- THE TASK -
Among the entries below, find the lines with the word "Thickness" and copy them.

- RECORDED INFORMATION -
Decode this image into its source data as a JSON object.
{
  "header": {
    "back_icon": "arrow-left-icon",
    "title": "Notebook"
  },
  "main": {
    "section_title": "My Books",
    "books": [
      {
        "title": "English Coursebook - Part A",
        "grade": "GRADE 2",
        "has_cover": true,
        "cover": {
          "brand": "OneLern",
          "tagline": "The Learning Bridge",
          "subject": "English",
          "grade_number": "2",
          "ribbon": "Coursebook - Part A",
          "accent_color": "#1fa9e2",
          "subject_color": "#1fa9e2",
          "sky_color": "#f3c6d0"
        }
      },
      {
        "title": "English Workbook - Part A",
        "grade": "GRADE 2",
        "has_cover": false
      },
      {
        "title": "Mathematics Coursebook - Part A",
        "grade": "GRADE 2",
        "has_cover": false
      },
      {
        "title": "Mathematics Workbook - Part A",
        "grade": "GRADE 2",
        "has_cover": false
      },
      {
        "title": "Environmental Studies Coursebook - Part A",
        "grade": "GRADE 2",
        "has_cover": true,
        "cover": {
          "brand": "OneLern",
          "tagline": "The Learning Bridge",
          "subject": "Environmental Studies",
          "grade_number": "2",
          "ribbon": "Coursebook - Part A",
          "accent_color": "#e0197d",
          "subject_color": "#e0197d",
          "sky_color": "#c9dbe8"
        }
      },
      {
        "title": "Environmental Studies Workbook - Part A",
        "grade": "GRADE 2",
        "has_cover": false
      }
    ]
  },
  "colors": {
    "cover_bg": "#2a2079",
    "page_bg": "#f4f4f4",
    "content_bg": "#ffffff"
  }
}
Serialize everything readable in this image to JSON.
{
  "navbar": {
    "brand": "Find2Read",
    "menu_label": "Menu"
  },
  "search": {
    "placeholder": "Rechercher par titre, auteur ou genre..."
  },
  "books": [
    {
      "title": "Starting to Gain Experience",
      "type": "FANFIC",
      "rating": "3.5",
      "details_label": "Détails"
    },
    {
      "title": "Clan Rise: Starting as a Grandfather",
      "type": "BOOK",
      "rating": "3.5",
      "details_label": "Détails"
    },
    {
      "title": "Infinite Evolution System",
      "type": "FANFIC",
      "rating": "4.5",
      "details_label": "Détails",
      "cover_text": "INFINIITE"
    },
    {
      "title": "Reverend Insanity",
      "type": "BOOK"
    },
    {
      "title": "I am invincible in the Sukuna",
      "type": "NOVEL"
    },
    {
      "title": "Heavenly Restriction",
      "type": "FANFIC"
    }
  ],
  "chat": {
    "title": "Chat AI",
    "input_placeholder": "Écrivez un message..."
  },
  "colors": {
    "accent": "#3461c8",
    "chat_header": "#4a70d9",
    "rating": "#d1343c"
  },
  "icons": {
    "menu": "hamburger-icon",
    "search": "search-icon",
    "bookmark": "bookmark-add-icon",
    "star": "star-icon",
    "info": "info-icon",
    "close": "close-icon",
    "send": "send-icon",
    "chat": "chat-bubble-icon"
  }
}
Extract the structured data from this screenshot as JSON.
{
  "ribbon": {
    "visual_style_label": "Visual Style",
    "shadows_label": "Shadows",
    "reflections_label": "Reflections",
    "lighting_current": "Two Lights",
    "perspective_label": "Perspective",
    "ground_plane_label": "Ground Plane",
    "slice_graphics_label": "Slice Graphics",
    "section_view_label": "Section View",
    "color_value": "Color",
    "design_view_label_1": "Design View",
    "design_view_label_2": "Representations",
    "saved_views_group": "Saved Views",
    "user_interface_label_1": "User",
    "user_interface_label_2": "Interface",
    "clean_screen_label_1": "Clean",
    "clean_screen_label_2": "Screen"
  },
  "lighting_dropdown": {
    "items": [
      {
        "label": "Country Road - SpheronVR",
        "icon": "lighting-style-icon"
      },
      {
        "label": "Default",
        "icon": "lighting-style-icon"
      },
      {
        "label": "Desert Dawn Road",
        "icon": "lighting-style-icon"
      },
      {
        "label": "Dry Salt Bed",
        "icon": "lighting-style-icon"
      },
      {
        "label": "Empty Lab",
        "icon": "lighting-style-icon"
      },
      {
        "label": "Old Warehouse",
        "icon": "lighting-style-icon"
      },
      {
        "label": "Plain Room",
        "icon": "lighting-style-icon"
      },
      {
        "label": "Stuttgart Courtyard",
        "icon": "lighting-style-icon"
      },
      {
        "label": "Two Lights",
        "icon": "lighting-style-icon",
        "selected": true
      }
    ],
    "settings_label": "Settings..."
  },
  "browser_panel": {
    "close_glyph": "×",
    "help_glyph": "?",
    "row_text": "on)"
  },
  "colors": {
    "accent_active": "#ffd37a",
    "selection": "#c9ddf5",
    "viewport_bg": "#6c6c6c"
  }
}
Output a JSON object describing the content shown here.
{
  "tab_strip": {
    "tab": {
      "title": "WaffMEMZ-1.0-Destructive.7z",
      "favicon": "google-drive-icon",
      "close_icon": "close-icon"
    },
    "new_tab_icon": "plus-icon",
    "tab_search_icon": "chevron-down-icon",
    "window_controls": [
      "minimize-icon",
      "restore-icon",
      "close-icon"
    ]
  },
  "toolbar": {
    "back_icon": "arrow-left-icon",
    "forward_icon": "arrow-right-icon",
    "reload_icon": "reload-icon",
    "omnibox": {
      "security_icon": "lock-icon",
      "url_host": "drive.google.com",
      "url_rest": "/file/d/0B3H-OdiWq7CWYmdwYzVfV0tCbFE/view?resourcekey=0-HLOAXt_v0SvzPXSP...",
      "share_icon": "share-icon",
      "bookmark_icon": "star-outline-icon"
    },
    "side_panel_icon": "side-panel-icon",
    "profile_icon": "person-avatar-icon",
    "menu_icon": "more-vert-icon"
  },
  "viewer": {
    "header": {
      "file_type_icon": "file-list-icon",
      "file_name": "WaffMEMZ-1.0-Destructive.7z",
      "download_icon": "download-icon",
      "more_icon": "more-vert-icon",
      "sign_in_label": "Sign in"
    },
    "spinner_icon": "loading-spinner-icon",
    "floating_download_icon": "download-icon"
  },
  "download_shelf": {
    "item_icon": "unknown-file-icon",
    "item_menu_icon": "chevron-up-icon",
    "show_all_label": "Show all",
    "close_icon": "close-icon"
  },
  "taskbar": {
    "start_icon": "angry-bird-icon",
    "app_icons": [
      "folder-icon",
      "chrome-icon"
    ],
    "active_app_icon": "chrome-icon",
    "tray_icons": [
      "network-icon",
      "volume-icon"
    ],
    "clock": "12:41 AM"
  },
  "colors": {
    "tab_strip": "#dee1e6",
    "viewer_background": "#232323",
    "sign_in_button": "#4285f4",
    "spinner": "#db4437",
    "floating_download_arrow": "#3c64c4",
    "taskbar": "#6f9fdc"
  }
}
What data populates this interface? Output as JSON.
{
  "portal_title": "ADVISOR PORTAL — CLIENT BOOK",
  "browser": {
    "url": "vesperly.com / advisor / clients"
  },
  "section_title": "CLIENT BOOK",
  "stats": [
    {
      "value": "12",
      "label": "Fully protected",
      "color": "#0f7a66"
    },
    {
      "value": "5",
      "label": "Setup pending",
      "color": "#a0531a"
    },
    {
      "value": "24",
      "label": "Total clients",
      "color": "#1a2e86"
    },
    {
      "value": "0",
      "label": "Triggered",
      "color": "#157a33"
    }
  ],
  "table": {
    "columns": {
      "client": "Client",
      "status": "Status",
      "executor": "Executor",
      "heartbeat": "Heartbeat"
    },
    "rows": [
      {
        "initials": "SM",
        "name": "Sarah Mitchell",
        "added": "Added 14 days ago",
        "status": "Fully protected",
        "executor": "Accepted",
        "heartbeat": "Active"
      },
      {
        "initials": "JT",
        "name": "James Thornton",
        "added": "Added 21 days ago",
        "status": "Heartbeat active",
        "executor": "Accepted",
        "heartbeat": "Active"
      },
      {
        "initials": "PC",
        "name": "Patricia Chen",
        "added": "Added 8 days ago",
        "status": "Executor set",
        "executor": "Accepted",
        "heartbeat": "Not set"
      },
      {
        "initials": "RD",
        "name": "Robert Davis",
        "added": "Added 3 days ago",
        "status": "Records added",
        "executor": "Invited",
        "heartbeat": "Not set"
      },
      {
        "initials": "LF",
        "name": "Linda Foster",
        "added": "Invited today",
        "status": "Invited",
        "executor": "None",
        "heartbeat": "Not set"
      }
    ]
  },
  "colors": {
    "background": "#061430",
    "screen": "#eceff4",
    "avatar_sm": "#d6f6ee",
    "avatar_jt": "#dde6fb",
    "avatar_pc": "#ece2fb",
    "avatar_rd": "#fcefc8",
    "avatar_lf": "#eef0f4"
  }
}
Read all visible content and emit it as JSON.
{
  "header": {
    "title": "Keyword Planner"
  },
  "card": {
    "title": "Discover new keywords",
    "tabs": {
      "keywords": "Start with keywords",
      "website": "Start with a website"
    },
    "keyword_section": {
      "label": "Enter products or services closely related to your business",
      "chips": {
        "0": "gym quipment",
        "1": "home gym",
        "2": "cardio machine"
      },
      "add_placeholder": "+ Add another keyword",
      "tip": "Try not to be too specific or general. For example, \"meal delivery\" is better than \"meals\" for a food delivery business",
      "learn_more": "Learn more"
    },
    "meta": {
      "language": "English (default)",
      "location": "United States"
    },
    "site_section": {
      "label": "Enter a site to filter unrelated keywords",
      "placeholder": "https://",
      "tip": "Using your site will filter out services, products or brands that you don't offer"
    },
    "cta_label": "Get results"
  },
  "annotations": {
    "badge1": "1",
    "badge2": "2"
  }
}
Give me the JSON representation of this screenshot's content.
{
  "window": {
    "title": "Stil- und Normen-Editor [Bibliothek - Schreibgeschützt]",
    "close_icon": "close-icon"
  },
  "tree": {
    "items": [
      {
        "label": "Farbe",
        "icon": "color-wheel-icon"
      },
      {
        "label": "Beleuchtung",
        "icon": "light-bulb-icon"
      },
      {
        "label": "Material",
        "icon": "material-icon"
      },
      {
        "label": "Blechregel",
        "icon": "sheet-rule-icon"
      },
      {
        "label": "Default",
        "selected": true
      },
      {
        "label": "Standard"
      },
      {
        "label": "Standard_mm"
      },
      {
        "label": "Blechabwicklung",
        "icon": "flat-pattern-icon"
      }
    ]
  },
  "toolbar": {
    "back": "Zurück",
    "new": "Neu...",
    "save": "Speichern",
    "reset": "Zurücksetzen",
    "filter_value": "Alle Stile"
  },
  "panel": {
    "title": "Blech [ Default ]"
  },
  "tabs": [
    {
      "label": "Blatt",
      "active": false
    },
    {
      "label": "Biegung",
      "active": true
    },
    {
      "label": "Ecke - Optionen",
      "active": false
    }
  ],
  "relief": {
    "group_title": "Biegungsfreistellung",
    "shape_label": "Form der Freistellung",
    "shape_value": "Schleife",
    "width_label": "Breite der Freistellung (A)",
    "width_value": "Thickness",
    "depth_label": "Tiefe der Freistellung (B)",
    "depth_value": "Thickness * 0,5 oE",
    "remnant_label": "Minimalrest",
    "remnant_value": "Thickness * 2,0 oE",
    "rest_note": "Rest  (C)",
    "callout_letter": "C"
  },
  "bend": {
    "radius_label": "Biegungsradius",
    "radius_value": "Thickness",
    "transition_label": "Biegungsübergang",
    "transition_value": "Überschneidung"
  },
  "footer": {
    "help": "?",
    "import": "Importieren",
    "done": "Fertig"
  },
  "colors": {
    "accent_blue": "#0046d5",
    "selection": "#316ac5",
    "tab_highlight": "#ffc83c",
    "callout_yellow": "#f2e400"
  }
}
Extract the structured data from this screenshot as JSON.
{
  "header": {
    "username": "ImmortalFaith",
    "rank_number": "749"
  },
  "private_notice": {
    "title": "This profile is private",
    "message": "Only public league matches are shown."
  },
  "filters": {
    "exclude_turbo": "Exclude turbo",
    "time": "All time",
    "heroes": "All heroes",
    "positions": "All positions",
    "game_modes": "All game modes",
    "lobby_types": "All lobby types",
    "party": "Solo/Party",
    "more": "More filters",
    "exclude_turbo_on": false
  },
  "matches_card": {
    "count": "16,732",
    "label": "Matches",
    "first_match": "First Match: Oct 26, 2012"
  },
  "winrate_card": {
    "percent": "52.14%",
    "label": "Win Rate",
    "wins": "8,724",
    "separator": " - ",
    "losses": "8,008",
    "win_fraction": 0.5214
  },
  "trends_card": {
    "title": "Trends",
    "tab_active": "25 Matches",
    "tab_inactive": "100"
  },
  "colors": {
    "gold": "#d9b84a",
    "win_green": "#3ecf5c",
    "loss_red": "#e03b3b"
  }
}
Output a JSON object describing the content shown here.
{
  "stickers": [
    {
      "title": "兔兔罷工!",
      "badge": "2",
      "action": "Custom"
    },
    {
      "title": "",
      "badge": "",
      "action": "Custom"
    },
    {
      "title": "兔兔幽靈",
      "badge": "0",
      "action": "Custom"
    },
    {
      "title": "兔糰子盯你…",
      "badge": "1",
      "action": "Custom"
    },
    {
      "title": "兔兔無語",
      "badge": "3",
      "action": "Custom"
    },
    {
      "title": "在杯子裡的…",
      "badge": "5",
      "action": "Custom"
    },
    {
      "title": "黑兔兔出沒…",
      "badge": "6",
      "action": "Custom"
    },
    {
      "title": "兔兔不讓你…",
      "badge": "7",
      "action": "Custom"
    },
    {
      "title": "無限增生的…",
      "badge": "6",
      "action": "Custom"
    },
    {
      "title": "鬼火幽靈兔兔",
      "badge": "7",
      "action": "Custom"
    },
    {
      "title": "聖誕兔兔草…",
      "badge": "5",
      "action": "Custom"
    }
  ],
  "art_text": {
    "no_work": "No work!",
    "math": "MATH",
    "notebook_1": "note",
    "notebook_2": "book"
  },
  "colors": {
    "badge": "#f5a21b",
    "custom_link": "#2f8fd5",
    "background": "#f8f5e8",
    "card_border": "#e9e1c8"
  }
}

- OUTPUT OF THE TASK -
    "width_value": "Thickness",
    "depth_value": "Thickness * 0,5 oE",
    "remnant_value": "Thickness * 2,0 oE",
    "radius_value": "Thickness",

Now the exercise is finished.